Two Noted Women. --Mrs. Henrietta Robinson, the veiled murderess, now at Sing Sing, is thus alluded to by one of the editors of the Albany Courier, who has been visiting the State Prison: Entering the female department, the accustomed eye at once detects the absence of anything like prison discipline. Convicts were running about hither and thither, talking and chatting together in high glee and merry voice. The notabilities in this department are Mrs. Robinson, the veiled murderess, who, by-the-way, was the only prisoner that did not gaze at the visitors with an expression of mingled delight at seeing a strange face, or contemptuous brazenness because they were looked at; and Mrs. Littles, of Rochester, who murdered her husband. The former is instantly recognized by her great beauty, and the possession of intensely red cheeks, which, to a city belle, would be of priceless value; and the latter by a roguish eye and "irrepressible smile."
Henrietta Robinson (search for this): article 9
Two Noted Women. --Mrs. Henrietta Robinson, the veiled murderess, now at Sing Sing, is thus alluded to by one of the editors of the Albany Courier, who has been visiting the State Prison: Entering the female department, the accustomed eye at once detects the absence of anything like prison discipline. Convicts were running about hither and thither, talking and chatting together in high glee and merry voice. The notabilities in this department are Mrs. Robinson, the veiled murderesMrs. Robinson, the veiled murderess, who, by-the-way, was the only prisoner that did not gaze at the visitors with an expression of mingled delight at seeing a strange face, or contemptuous brazenness because they were looked at; and Mrs. Littles, of Rochester, who murdered her husband. The former is instantly recognized by her great beauty, and the possession of intensely red cheeks, which, to a city belle, would be of priceless value; and the latter by a roguish eye and "irrepressible smile."
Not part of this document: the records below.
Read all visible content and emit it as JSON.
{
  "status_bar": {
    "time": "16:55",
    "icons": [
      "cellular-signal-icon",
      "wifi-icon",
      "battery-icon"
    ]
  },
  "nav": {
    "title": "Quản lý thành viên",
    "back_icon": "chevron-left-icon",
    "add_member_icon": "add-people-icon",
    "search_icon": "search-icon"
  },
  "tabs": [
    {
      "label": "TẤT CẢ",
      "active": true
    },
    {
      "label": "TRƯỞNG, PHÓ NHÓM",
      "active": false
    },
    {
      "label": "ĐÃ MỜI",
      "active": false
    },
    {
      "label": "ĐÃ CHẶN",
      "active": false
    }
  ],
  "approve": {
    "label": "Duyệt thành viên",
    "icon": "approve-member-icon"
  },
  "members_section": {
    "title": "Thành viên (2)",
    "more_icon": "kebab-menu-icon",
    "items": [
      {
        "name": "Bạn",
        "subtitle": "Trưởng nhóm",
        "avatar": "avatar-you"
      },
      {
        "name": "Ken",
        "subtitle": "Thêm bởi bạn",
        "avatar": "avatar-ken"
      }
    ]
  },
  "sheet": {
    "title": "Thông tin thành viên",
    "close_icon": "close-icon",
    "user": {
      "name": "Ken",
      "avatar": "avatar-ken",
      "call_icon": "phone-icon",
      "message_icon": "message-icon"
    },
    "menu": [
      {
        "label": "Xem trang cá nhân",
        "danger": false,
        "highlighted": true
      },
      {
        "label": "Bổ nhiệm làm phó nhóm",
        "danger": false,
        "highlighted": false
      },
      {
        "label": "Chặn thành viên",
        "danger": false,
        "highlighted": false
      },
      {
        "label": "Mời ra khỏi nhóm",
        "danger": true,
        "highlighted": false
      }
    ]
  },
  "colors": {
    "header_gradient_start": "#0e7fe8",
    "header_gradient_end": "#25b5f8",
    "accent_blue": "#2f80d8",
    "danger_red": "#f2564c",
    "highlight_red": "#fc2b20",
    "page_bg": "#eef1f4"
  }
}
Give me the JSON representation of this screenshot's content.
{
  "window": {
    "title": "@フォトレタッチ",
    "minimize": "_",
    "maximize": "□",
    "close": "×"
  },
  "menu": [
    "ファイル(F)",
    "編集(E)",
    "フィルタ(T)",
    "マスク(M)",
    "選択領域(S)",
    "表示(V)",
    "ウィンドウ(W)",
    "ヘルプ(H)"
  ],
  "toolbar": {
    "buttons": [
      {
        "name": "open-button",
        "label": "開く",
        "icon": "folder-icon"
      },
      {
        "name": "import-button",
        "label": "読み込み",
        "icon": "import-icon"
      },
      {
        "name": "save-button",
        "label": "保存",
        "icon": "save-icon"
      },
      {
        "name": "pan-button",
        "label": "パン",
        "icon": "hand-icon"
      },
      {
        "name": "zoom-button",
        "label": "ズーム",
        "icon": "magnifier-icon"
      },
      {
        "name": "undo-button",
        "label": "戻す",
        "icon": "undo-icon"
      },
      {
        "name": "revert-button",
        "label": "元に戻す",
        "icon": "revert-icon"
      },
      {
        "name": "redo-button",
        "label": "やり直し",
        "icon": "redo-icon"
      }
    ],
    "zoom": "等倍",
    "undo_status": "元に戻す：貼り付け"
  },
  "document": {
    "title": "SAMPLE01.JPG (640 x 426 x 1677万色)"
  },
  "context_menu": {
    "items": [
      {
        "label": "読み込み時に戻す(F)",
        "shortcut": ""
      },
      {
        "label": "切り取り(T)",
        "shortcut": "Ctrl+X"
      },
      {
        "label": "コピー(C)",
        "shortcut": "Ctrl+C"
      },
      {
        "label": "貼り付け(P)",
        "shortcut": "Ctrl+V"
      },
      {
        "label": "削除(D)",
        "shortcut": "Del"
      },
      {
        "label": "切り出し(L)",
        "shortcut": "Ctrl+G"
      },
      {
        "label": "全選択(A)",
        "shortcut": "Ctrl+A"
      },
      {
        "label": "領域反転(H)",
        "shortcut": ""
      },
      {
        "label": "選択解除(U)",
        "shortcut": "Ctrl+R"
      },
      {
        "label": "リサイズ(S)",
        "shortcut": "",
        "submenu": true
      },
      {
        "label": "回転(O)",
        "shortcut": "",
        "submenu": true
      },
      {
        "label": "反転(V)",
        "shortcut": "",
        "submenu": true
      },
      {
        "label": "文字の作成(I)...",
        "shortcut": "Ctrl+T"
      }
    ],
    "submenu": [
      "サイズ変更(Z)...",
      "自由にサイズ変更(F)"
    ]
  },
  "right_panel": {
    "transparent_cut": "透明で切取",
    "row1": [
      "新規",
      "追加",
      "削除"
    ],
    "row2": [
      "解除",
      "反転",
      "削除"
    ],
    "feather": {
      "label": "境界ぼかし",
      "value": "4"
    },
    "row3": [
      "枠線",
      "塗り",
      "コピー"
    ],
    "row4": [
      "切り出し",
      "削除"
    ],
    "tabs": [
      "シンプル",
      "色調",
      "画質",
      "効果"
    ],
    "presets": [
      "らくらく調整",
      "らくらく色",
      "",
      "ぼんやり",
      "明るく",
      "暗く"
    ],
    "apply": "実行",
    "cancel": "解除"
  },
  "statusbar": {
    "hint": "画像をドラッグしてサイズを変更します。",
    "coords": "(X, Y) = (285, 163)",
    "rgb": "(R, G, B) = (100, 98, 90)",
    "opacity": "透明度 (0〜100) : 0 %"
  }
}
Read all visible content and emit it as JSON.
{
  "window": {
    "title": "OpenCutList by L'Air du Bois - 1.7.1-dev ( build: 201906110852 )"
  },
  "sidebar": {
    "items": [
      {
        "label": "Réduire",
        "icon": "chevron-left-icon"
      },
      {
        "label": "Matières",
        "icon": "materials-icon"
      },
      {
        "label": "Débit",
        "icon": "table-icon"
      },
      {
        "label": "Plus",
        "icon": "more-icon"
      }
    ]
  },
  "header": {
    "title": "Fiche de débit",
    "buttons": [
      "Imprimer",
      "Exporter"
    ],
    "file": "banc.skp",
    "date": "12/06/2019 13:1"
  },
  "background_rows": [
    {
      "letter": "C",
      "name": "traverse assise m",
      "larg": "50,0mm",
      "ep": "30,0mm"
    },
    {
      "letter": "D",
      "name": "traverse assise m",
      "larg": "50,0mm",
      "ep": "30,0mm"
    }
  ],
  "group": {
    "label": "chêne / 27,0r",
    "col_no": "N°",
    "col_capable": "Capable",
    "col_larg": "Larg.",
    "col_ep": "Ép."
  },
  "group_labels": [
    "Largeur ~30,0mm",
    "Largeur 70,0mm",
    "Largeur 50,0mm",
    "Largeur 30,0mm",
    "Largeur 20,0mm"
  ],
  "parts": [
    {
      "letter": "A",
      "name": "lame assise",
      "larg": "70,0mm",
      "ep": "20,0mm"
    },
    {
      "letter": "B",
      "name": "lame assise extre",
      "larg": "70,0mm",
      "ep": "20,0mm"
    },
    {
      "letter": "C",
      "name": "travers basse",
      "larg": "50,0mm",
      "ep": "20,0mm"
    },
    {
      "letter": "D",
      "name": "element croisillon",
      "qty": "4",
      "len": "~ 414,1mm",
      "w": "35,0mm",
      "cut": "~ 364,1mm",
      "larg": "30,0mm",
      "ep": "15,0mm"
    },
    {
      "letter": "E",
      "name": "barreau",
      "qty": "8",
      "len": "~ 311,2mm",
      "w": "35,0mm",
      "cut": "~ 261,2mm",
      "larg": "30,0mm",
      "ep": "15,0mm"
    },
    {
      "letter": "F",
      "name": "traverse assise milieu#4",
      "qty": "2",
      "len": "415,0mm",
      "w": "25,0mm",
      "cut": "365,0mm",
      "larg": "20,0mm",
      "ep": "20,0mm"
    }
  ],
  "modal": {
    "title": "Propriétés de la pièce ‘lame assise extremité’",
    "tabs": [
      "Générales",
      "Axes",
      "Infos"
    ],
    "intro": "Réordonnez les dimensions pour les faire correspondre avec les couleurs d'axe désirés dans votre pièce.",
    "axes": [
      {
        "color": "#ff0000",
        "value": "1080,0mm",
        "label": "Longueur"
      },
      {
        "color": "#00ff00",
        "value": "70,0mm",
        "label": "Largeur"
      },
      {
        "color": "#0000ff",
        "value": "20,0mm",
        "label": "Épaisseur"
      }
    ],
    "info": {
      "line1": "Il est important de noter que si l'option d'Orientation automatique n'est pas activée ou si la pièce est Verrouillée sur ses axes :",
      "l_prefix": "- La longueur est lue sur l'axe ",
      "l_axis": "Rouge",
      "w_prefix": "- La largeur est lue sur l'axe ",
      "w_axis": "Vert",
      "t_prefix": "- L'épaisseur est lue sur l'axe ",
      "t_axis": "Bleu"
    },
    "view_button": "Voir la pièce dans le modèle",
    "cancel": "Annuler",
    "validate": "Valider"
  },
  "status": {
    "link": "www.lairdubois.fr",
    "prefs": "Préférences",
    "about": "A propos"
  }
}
Two Noted Women. --Mrs. Henrietta Robinson, the veiled murderess, now at Sing Sing, is thus alluded to by one of the editors of the Albany Courier, who has been visiting the State Prison: Entering the female department, the accustomed eye at once detects the absence of anything like prison discipline. Convicts were running about hither and thither, talking and chatting together in high glee and merry voice. The notabilities in this department are Mrs. Robinson, the veiled murderess, who, by-the-way, was the only prisoner that did not gaze at the visitors with an expression of mingled delight at seeing a strange face, or contemptuous brazenness because they were looked at; and Mrs. Littles, of Rochester, who murdered her husband. The former is instantly recognized by her great beauty, and the possession of intensely red cheeks, which, to a city belle, would be of priceless value; and the latter by a roguish eye and "irrepressible smile."